═══ TASK MATERIAL

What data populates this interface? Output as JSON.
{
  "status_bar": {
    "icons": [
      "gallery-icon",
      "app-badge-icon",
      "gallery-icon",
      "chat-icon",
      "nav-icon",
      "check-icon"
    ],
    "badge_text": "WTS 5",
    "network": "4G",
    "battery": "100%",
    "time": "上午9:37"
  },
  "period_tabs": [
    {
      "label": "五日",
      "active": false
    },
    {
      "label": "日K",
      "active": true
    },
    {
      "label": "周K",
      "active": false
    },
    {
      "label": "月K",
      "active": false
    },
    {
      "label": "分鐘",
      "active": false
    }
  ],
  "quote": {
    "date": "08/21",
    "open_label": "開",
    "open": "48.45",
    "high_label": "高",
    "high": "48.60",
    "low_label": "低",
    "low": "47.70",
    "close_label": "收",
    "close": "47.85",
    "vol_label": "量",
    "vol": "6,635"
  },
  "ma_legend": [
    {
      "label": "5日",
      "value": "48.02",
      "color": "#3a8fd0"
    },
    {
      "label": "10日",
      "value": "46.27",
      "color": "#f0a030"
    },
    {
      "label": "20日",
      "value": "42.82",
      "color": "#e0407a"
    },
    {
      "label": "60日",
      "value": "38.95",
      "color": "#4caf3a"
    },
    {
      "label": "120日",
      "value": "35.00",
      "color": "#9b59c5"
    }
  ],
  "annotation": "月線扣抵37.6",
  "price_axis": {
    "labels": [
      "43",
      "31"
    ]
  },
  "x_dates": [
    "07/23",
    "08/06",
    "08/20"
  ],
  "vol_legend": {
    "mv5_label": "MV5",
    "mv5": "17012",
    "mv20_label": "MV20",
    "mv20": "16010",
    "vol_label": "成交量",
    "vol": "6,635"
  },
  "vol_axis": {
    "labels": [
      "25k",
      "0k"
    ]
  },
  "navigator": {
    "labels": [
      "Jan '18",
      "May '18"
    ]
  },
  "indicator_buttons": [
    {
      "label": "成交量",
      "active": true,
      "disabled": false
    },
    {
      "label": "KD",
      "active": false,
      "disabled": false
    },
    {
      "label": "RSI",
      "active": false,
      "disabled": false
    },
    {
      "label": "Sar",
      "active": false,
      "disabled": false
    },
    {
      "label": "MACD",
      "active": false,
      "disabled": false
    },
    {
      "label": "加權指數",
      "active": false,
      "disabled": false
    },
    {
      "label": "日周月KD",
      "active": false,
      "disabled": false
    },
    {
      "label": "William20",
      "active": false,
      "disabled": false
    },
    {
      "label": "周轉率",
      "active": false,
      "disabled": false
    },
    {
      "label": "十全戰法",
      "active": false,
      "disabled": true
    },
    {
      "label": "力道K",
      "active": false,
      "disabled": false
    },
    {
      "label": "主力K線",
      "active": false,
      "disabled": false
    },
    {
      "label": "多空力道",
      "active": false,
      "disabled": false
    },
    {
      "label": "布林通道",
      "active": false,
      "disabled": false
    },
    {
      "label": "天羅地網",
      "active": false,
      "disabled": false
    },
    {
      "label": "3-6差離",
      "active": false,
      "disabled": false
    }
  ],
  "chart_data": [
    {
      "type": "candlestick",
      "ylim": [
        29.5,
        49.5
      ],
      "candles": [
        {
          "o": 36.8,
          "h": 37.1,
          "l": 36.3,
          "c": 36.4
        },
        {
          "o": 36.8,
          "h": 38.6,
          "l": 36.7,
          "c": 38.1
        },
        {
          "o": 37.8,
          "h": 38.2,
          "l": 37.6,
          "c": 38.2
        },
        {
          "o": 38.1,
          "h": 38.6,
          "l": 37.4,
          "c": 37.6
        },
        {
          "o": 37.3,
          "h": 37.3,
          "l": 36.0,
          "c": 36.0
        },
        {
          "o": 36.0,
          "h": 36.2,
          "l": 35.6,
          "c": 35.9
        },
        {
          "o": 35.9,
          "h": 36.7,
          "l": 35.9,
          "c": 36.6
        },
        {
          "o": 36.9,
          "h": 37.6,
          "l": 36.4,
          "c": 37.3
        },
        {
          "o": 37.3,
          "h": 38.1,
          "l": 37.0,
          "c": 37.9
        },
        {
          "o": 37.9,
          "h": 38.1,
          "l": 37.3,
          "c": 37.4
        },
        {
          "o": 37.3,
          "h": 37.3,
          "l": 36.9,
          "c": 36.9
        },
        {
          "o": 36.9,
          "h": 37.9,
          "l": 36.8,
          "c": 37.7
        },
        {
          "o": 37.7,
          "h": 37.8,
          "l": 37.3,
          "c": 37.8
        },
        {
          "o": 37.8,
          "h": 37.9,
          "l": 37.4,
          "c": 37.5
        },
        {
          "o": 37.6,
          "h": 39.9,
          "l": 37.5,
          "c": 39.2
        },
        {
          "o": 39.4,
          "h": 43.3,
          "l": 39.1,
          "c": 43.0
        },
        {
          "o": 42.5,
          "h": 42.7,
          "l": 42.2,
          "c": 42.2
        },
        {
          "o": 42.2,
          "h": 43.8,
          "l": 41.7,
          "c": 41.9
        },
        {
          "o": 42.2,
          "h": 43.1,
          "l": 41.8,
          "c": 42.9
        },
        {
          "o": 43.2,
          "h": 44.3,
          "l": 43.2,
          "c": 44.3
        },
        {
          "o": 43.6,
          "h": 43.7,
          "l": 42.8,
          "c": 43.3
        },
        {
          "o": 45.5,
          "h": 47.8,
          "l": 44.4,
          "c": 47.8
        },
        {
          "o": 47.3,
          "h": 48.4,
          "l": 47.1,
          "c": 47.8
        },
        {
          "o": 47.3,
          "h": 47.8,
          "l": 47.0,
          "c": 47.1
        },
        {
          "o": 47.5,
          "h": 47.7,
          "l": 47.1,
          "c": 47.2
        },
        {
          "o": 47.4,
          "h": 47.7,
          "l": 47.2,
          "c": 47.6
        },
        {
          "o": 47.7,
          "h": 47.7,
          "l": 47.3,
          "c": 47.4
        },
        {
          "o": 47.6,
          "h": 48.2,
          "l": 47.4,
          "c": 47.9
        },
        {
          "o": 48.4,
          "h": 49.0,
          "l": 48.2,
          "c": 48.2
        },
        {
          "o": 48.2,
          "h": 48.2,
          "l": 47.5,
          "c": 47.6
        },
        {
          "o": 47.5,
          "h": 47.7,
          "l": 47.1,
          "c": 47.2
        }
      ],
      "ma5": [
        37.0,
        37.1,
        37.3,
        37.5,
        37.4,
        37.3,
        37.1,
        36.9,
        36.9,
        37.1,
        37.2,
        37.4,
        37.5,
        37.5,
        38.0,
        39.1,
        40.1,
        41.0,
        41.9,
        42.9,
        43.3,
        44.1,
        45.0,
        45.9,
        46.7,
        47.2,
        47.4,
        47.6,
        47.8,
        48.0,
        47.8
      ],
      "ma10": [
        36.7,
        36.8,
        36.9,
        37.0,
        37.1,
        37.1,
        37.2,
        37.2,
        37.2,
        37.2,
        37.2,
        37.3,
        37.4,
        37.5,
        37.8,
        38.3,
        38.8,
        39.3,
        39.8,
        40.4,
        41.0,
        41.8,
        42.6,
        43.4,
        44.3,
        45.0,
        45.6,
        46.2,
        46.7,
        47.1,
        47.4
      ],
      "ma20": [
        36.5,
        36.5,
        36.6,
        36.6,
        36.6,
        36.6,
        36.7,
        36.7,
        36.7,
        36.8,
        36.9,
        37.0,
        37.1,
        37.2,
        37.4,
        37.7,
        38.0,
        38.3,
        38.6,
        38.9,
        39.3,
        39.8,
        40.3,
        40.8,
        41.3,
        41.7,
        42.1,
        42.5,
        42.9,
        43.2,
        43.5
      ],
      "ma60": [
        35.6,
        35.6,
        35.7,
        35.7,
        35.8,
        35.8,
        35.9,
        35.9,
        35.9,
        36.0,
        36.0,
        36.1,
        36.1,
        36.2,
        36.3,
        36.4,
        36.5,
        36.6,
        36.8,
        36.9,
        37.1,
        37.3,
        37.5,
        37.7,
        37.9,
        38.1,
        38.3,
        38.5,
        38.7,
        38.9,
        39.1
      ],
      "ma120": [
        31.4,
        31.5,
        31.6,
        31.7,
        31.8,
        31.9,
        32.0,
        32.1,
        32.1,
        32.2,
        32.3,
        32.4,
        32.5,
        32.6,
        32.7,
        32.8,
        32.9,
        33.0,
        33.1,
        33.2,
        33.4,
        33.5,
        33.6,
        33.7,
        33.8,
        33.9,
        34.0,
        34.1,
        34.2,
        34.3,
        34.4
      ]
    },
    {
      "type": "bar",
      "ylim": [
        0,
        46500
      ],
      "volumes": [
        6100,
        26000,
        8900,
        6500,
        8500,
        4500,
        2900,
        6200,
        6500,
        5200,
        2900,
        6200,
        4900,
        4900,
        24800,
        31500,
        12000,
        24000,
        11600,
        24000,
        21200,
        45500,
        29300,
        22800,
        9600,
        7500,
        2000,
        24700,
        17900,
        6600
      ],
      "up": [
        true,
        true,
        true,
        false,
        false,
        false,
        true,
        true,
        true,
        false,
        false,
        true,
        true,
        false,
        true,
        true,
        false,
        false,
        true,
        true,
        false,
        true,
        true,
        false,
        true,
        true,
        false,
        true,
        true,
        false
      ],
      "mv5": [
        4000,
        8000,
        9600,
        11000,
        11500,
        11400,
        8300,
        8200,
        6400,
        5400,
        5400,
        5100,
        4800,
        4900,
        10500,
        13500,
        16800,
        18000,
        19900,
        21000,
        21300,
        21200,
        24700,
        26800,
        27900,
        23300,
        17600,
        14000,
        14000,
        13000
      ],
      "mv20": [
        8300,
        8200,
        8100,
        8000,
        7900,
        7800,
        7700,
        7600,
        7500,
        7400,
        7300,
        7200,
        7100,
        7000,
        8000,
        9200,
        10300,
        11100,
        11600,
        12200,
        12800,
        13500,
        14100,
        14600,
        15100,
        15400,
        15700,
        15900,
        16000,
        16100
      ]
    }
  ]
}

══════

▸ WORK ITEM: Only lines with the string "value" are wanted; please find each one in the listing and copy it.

▸ YOUR SOLUTION:
      "value": "48.02",
      "value": "46.27",
      "value": "42.82",
      "value": "38.95",
      "value": "35.00",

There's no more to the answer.